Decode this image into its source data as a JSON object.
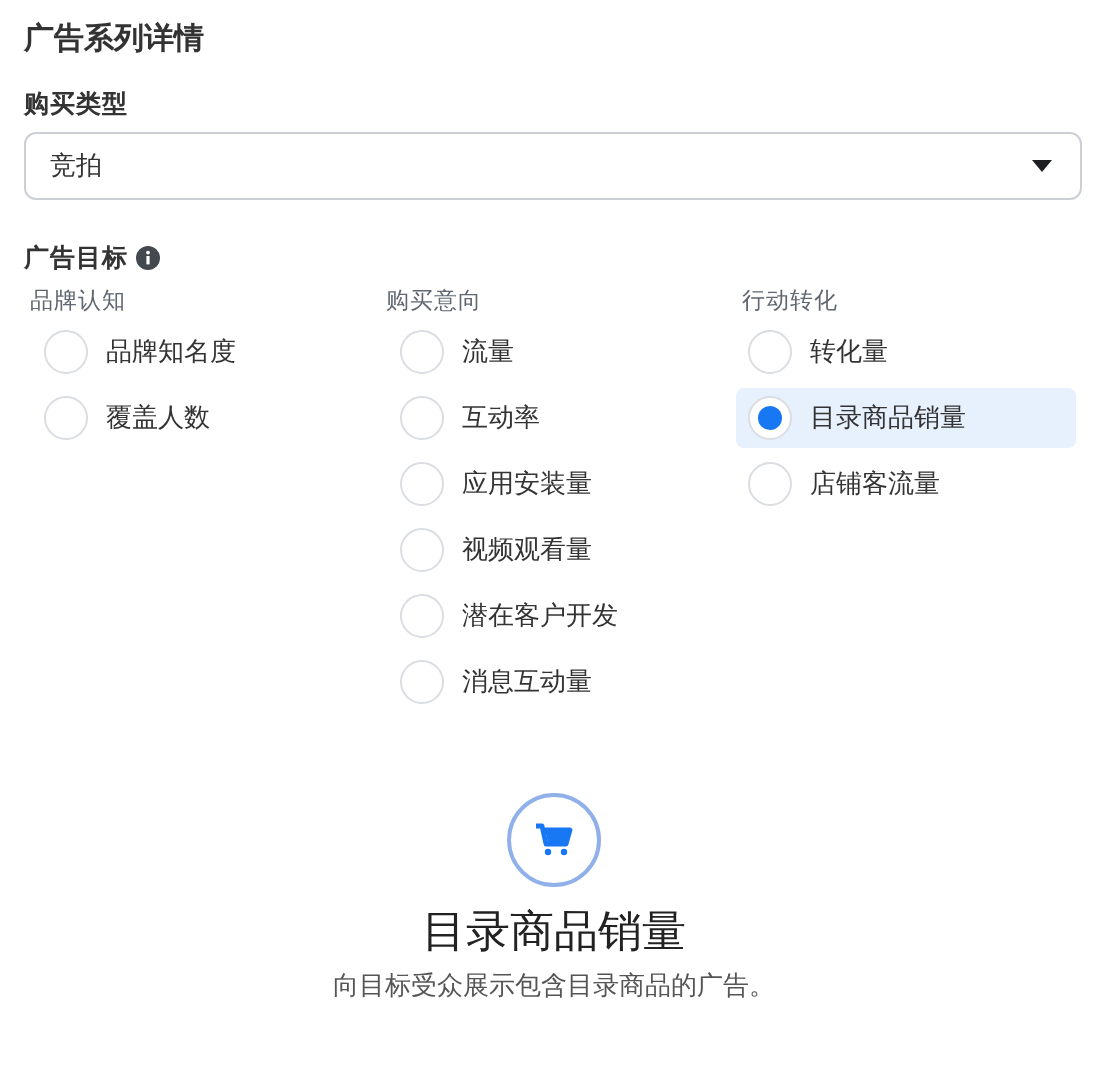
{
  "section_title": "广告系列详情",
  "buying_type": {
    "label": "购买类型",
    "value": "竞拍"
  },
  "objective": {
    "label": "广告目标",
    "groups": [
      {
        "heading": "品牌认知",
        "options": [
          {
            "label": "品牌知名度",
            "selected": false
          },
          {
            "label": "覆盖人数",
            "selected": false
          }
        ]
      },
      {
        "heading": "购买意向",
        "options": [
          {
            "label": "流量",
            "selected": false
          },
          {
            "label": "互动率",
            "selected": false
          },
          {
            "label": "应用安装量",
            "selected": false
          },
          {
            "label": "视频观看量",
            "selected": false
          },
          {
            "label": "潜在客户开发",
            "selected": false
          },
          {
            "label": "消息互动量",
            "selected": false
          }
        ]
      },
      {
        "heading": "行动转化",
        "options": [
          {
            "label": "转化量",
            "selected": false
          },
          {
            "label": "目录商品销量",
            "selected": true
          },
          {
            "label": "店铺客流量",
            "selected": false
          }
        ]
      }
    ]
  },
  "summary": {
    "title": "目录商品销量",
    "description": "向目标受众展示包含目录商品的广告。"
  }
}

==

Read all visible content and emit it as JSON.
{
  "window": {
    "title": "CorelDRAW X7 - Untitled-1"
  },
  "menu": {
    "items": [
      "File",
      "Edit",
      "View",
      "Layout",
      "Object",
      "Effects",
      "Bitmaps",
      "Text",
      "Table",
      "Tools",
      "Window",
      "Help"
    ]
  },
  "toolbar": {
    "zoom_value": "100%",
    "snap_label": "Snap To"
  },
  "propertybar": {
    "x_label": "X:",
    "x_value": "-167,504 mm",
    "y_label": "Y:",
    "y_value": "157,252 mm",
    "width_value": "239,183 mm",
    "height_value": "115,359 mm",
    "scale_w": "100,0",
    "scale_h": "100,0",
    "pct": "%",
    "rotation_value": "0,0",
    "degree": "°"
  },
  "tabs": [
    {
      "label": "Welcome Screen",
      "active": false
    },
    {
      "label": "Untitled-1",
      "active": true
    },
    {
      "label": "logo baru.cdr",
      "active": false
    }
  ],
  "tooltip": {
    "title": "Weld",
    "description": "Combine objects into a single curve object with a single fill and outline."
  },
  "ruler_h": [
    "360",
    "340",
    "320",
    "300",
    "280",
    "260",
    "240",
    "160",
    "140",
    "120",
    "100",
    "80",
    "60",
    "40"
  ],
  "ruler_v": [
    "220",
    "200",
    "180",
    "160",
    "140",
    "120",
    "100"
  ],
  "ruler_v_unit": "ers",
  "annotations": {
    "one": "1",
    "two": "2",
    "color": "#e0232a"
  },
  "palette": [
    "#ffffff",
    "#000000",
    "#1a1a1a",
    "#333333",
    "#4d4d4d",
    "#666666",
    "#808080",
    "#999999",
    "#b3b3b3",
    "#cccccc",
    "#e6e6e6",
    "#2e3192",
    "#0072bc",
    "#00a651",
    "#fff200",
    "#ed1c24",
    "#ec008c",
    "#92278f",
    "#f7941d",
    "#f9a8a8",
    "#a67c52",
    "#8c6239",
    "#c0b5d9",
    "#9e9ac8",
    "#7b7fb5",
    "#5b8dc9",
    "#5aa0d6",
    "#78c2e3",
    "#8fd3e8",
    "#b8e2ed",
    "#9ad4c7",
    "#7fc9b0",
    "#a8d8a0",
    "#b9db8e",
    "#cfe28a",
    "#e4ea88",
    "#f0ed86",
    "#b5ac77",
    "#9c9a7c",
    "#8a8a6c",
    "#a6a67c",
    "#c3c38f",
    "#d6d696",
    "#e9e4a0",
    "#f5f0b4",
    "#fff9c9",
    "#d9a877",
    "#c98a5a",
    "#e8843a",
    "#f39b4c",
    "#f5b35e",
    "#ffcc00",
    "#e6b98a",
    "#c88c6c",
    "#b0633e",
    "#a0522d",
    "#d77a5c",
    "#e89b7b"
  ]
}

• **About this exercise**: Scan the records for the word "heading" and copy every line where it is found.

• **Completed exercise**:
        "heading": "品牌认知",
        "heading": "购买意向",
        "heading": "行动转化",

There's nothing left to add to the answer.